■ Assignment: Find every line in the entries that holds the string "Mode" and report it.

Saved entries
+ + + + +

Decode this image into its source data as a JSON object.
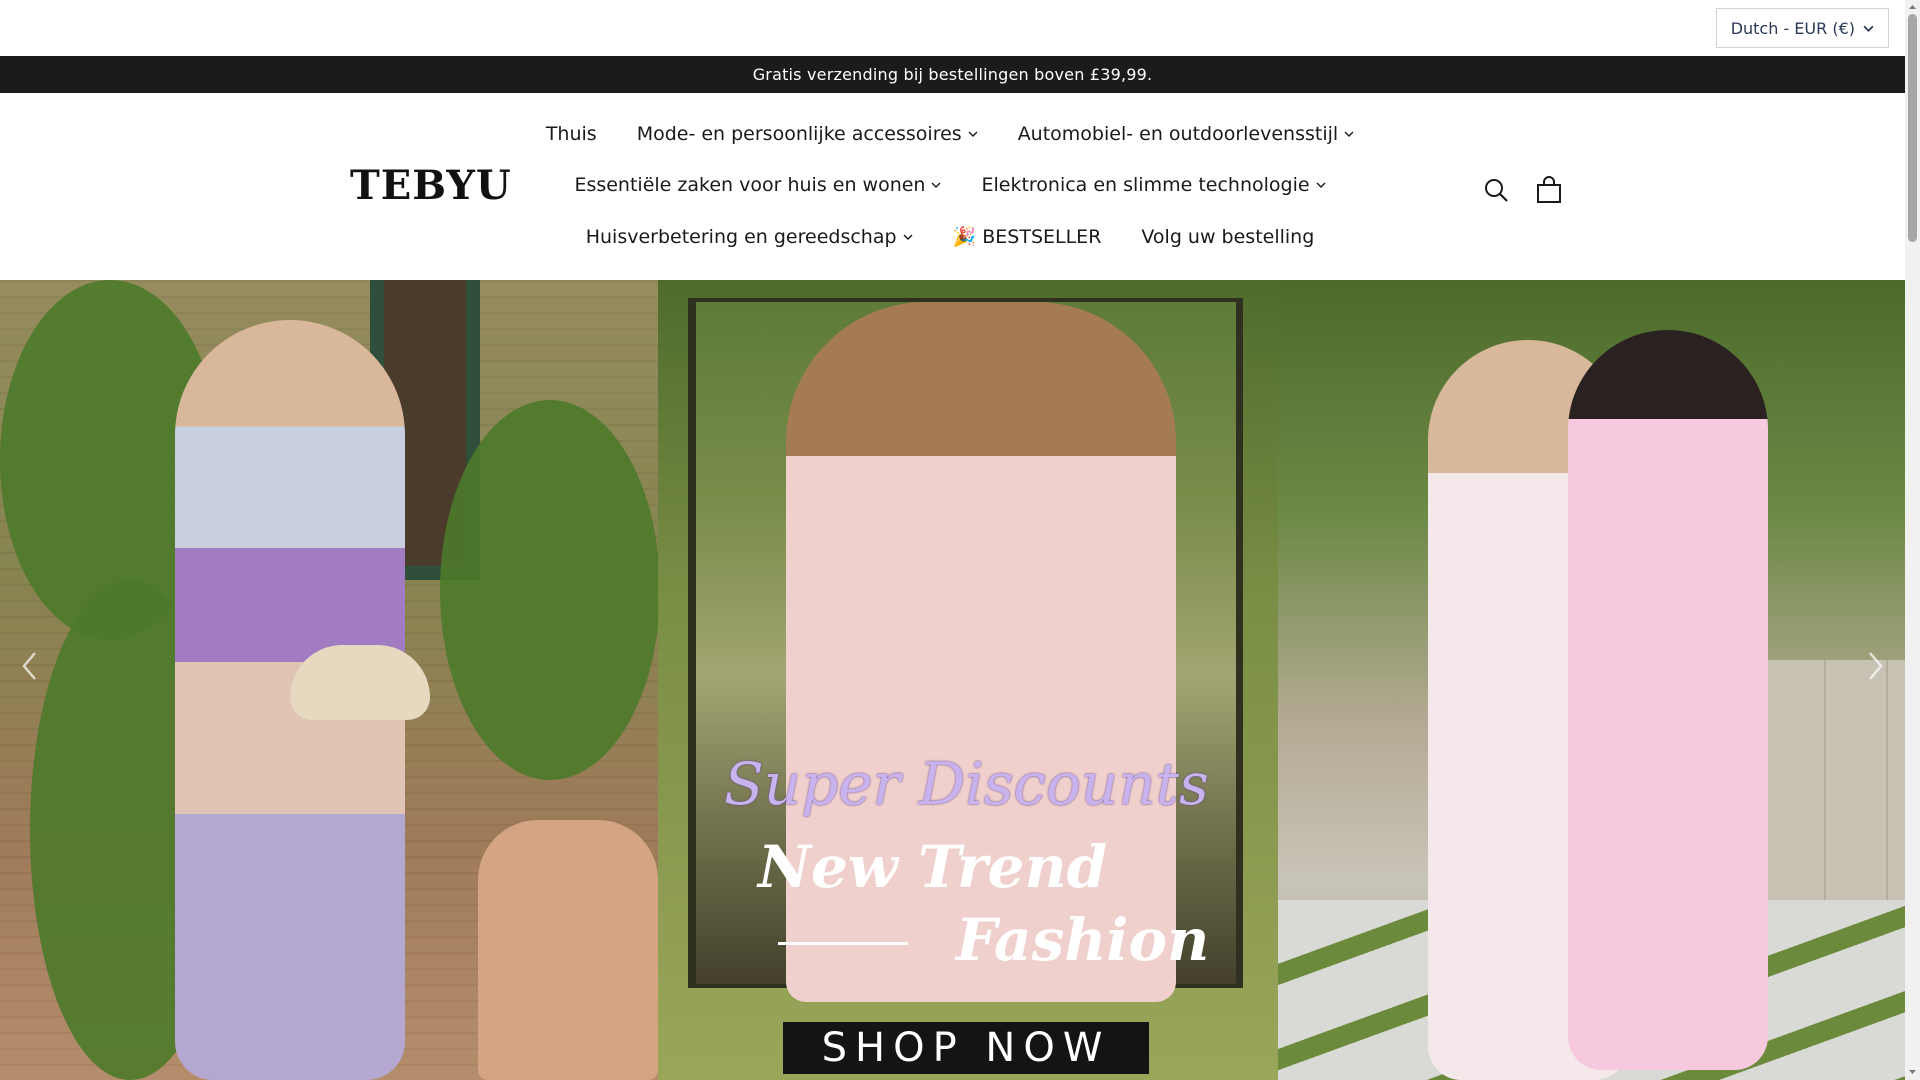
{
  "locale_selector": {
    "label": "Dutch - EUR (€)"
  },
  "announcement": {
    "text": "Gratis verzending bij bestellingen boven £39,99."
  },
  "logo": {
    "text": "TEBYU"
  },
  "nav": {
    "row1": [
      {
        "label": "Thuis",
        "has_dropdown": false
      },
      {
        "label": "Mode- en persoonlijke accessoires",
        "has_dropdown": true
      },
      {
        "label": "Automobiel- en outdoorlevensstijl",
        "has_dropdown": true
      }
    ],
    "row2": [
      {
        "label": "Essentiële zaken voor huis en wonen",
        "has_dropdown": true
      },
      {
        "label": "Elektronica en slimme technologie",
        "has_dropdown": true
      }
    ],
    "row3": [
      {
        "label": "Huisverbetering en gereedschap",
        "has_dropdown": true
      },
      {
        "label": "🎉 BESTSELLER",
        "has_dropdown": false
      },
      {
        "label": "Volg uw bestelling",
        "has_dropdown": false
      }
    ]
  },
  "header_icons": {
    "search": "search-icon",
    "cart": "cart-icon"
  },
  "hero": {
    "promo_script": "Super Discounts",
    "promo_title_line1": "New Trend",
    "promo_title_line2": "Fashion",
    "cta_label": "SHOP NOW",
    "prev_icon": "chevron-left-icon",
    "next_icon": "chevron-right-icon"
  },
  "colors": {
    "announcement_bg": "#1b1b1b",
    "announcement_text": "#ffffff",
    "cta_bg": "#141414",
    "promo_script": "#c9b3ef"
  }
}
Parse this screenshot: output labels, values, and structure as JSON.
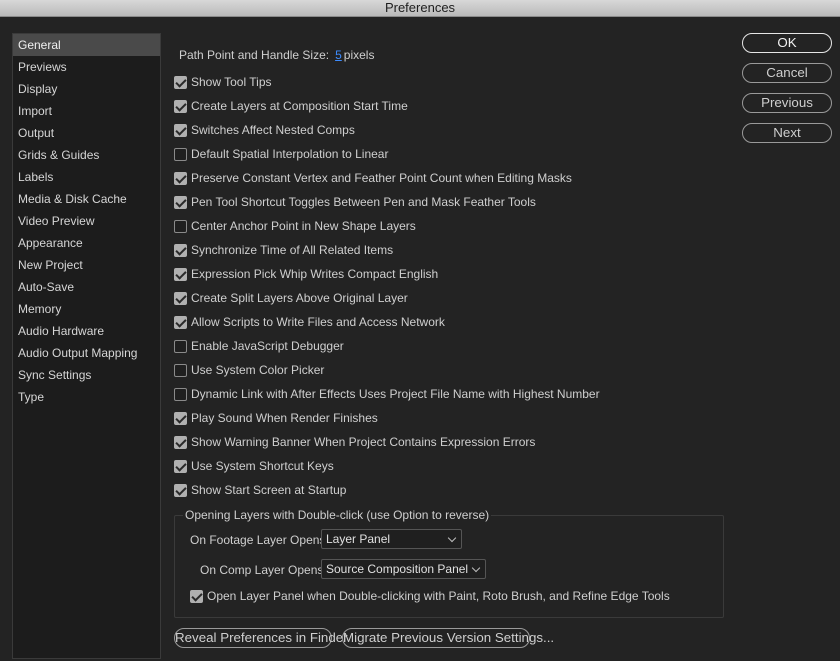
{
  "window": {
    "title": "Preferences"
  },
  "sidebar": {
    "items": [
      {
        "label": "General",
        "active": true
      },
      {
        "label": "Previews"
      },
      {
        "label": "Display"
      },
      {
        "label": "Import"
      },
      {
        "label": "Output"
      },
      {
        "label": "Grids & Guides"
      },
      {
        "label": "Labels"
      },
      {
        "label": "Media & Disk Cache"
      },
      {
        "label": "Video Preview"
      },
      {
        "label": "Appearance"
      },
      {
        "label": "New Project"
      },
      {
        "label": "Auto-Save"
      },
      {
        "label": "Memory"
      },
      {
        "label": "Audio Hardware"
      },
      {
        "label": "Audio Output Mapping"
      },
      {
        "label": "Sync Settings"
      },
      {
        "label": "Type"
      }
    ]
  },
  "general": {
    "path_point": {
      "label": "Path Point and Handle Size:",
      "value": "5",
      "unit": "pixels"
    },
    "options": [
      {
        "label": "Show Tool Tips",
        "checked": true
      },
      {
        "label": "Create Layers at Composition Start Time",
        "checked": true
      },
      {
        "label": "Switches Affect Nested Comps",
        "checked": true
      },
      {
        "label": "Default Spatial Interpolation to Linear",
        "checked": false
      },
      {
        "label": "Preserve Constant Vertex and Feather Point Count when Editing Masks",
        "checked": true
      },
      {
        "label": "Pen Tool Shortcut Toggles Between Pen and Mask Feather Tools",
        "checked": true
      },
      {
        "label": "Center Anchor Point in New Shape Layers",
        "checked": false
      },
      {
        "label": "Synchronize Time of All Related Items",
        "checked": true
      },
      {
        "label": "Expression Pick Whip Writes Compact English",
        "checked": true
      },
      {
        "label": "Create Split Layers Above Original Layer",
        "checked": true
      },
      {
        "label": "Allow Scripts to Write Files and Access Network",
        "checked": true
      },
      {
        "label": "Enable JavaScript Debugger",
        "checked": false
      },
      {
        "label": "Use System Color Picker",
        "checked": false
      },
      {
        "label": "Dynamic Link with After Effects Uses Project File Name with Highest Number",
        "checked": false
      },
      {
        "label": "Play Sound When Render Finishes",
        "checked": true
      },
      {
        "label": "Show Warning Banner When Project Contains Expression Errors",
        "checked": true
      },
      {
        "label": "Use System Shortcut Keys",
        "checked": true
      },
      {
        "label": "Show Start Screen at Startup",
        "checked": true
      }
    ],
    "double_click_group": {
      "title": "Opening Layers with Double-click (use Option to reverse)",
      "footage_label": "On Footage Layer Opens:",
      "footage_value": "Layer Panel",
      "comp_label": "On Comp Layer Opens:",
      "comp_value": "Source Composition Panel",
      "open_layer_panel": {
        "label": "Open Layer Panel when Double-clicking with Paint, Roto Brush, and Refine Edge Tools",
        "checked": true
      }
    },
    "reveal_button": "Reveal Preferences in Finder",
    "migrate_button": "Migrate Previous Version Settings..."
  },
  "buttons": {
    "ok": "OK",
    "cancel": "Cancel",
    "previous": "Previous",
    "next": "Next"
  }
}
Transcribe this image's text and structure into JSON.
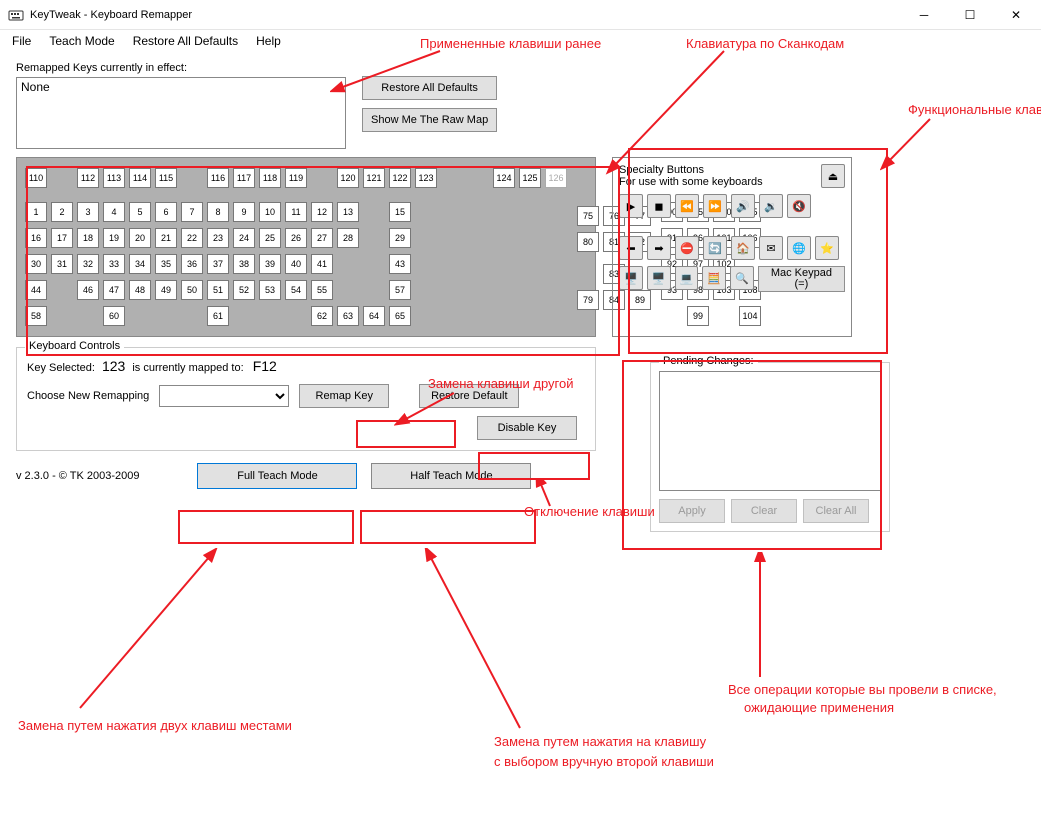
{
  "window": {
    "title": "KeyTweak -  Keyboard Remapper"
  },
  "menu": {
    "file": "File",
    "teach": "Teach Mode",
    "restore": "Restore All Defaults",
    "help": "Help"
  },
  "remapped": {
    "label": "Remapped Keys currently in effect:",
    "value": "None"
  },
  "buttons": {
    "restoreAll": "Restore All Defaults",
    "showRaw": "Show Me The Raw Map",
    "remap": "Remap Key",
    "restoreDef": "Restore Default",
    "disable": "Disable Key",
    "fullTeach": "Full Teach Mode",
    "halfTeach": "Half Teach Mode",
    "apply": "Apply",
    "clear": "Clear",
    "clearAll": "Clear All",
    "macKeypad": "Mac Keypad (=)"
  },
  "specialty": {
    "title": "Specialty Buttons",
    "subtitle": "For use with some keyboards"
  },
  "controls": {
    "legend": "Keyboard Controls",
    "keySelLabel": "Key Selected:",
    "keySelVal": "123",
    "mapLabel": "is currently mapped to:",
    "mapVal": "F12",
    "chooseLabel": "Choose New Remapping"
  },
  "pending": {
    "legend": "Pending Changes:"
  },
  "version": "v 2.3.0 - © TK 2003-2009",
  "annotations": {
    "applied": "Примененные клавиши ранее",
    "scancodes": "Клавиатура по Сканкодам",
    "funcKeys": "Функциональные клавиши",
    "replace": "Замена клавиши другой",
    "disable": "Отключение клавиши",
    "swap": "Замена путем нажатия двух клавиш местами",
    "manual1": "Замена путем нажатия на клавишу",
    "manual2": "с выбором вручную второй клавиши",
    "pending1": "Все операции которые вы провели в списке,",
    "pending2": "ожидающие применения"
  },
  "keyboard": {
    "row0": [
      "110",
      "",
      "112",
      "113",
      "114",
      "115",
      "",
      "116",
      "117",
      "118",
      "119",
      "",
      "120",
      "121",
      "122",
      "123",
      "",
      "",
      "124",
      "125",
      "126"
    ],
    "mainRows": [
      [
        "1",
        "2",
        "3",
        "4",
        "5",
        "6",
        "7",
        "8",
        "9",
        "10",
        "11",
        "12",
        "13",
        "",
        "15"
      ],
      [
        "16",
        "17",
        "18",
        "19",
        "20",
        "21",
        "22",
        "23",
        "24",
        "25",
        "26",
        "27",
        "28",
        "",
        "29"
      ],
      [
        "30",
        "31",
        "32",
        "33",
        "34",
        "35",
        "36",
        "37",
        "38",
        "39",
        "40",
        "41",
        "",
        "",
        "43"
      ],
      [
        "44",
        "",
        "46",
        "47",
        "48",
        "49",
        "50",
        "51",
        "52",
        "53",
        "54",
        "55",
        "",
        "",
        "57"
      ],
      [
        "58",
        "",
        "",
        "60",
        "",
        "",
        "",
        "61",
        "",
        "",
        "",
        "62",
        "63",
        "64",
        "65"
      ]
    ],
    "nav": [
      [
        "75",
        "76",
        "77"
      ],
      [
        "80",
        "81",
        "82"
      ],
      [
        "",
        "83",
        ""
      ],
      [
        "79",
        "84",
        "89"
      ]
    ],
    "num": [
      [
        "90",
        "95",
        "100",
        "105"
      ],
      [
        "91",
        "96",
        "101",
        "106"
      ],
      [
        "92",
        "97",
        "102",
        ""
      ],
      [
        "93",
        "98",
        "103",
        "108"
      ],
      [
        "",
        "99",
        "",
        "104"
      ]
    ]
  }
}
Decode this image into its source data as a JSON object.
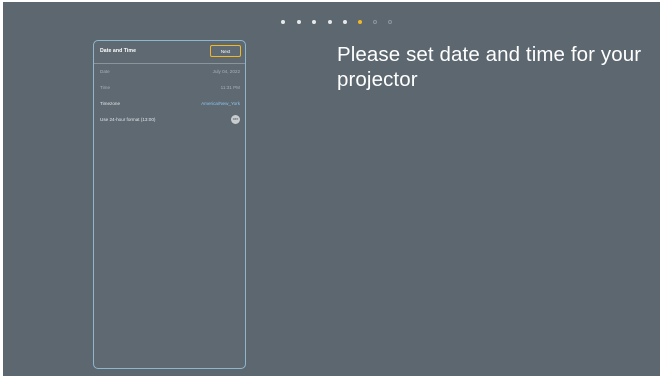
{
  "steps": {
    "states": [
      "done",
      "done",
      "done",
      "done",
      "done",
      "active",
      "todo",
      "todo"
    ],
    "colors": {
      "done": "#e6e8ea",
      "active": "#f2b724",
      "todo": "#8c959c"
    }
  },
  "panel": {
    "title": "Date and Time",
    "next_label": "Next",
    "rows": [
      {
        "label": "Date",
        "value": "July 04, 2022"
      },
      {
        "label": "Time",
        "value": "11:31 PM"
      },
      {
        "label": "Timezone",
        "value": "America/New_York"
      },
      {
        "label": "Use 24-hour format (13:00)",
        "toggle": "OFF"
      }
    ]
  },
  "prompt": {
    "text": "Please set date and time for your projector"
  },
  "colors": {
    "background": "#5c6770",
    "panel_border": "#8fb6cf",
    "accent": "#f2b724",
    "link": "#8ec3ee"
  }
}
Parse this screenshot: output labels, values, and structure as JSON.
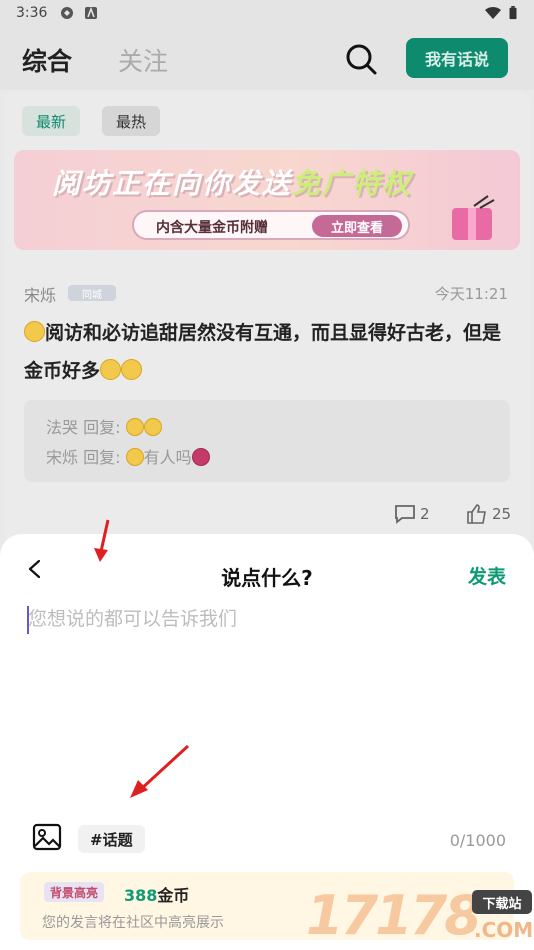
{
  "status_bar": {
    "time": "3:36"
  },
  "header": {
    "tabs": [
      {
        "label": "综合",
        "active": true
      },
      {
        "label": "关注",
        "active": false
      }
    ],
    "talk_button": "我有话说",
    "accent_color": "#0e8a6f"
  },
  "feed": {
    "filters": [
      {
        "label": "最新",
        "active": true
      },
      {
        "label": "最热",
        "active": false
      }
    ],
    "banner": {
      "title_a": "阅坊正在向你发送",
      "title_b": "免广特权",
      "pill_text": "内含大量金币附赠",
      "pill_button": "立即查看"
    },
    "post": {
      "author": "宋烁",
      "badge": "同城",
      "time": "今天11:21",
      "body_a": "阅访和必访追甜居然没有互通，而且显得好古老，但是金币好多",
      "replies": [
        {
          "name": "法哭",
          "sep": " 回复: "
        },
        {
          "name": "宋烁",
          "sep": " 回复: ",
          "text": "有人吗"
        }
      ],
      "comment_count": "2",
      "like_count": "25"
    }
  },
  "sheet": {
    "title": "说点什么?",
    "publish": "发表",
    "placeholder": "您想说的都可以告诉我们",
    "topic_button": "#话题",
    "counter": "0/1000",
    "highlight": {
      "badge": "背景高亮",
      "price_num": "388",
      "price_unit": "金币",
      "desc": "您的发言将在社区中高亮展示"
    }
  },
  "watermark": {
    "digits": "17178",
    "tag": "下载站",
    "suffix": ".COM"
  }
}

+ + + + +

■ Final answer:
        "label": "Mode- en persoonlijke accessoires",
    "teach": "Teach Mode",
    "fullTeach": "Full Teach Mode",
    "halfTeach": "Half Teach Mode",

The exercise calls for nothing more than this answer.